Exercise brief: In the entries below, find each line with the string "icon" and copy it.

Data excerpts
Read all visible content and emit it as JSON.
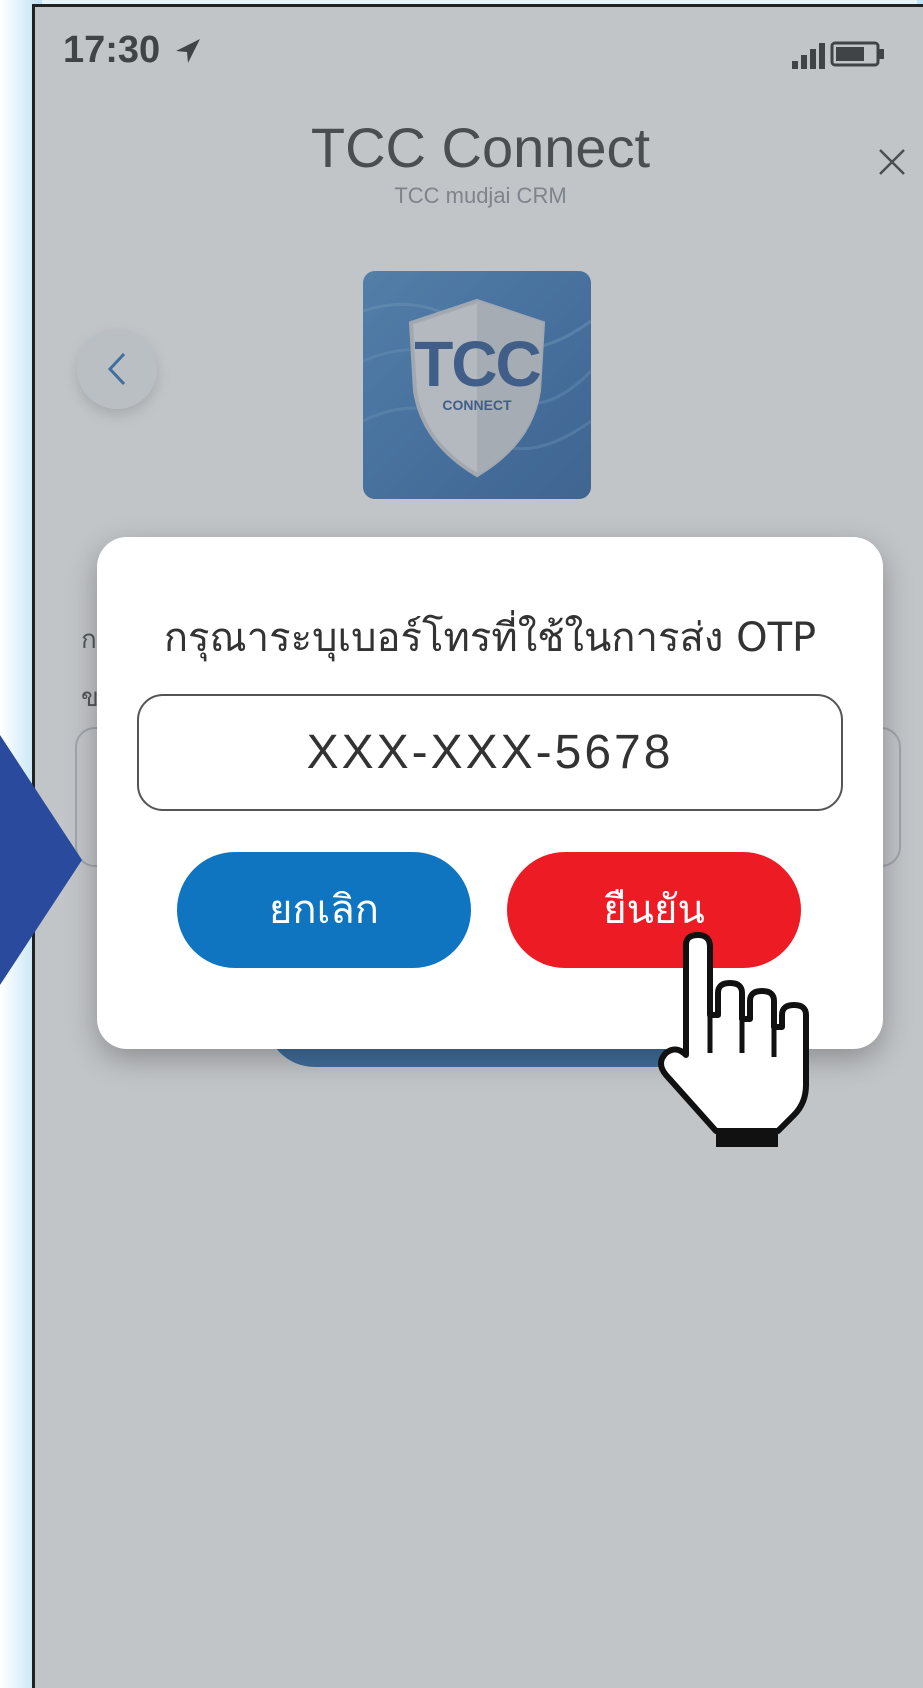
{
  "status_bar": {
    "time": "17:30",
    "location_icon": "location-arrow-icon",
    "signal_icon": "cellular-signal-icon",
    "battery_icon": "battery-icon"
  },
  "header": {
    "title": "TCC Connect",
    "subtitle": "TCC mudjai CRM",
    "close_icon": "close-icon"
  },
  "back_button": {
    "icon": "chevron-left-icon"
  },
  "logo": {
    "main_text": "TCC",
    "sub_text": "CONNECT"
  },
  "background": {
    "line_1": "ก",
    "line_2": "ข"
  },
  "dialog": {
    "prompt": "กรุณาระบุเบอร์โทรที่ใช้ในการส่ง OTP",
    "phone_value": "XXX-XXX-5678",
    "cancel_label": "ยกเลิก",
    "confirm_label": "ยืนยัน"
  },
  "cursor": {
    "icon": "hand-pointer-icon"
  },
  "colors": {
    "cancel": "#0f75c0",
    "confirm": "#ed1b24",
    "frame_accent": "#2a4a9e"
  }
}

Solution for this task:
    "location_icon": "location-arrow-icon",
    "signal_icon": "cellular-signal-icon",
    "battery_icon": "battery-icon"
    "close_icon": "close-icon"
    "icon": "chevron-left-icon"
    "icon": "hand-pointer-icon"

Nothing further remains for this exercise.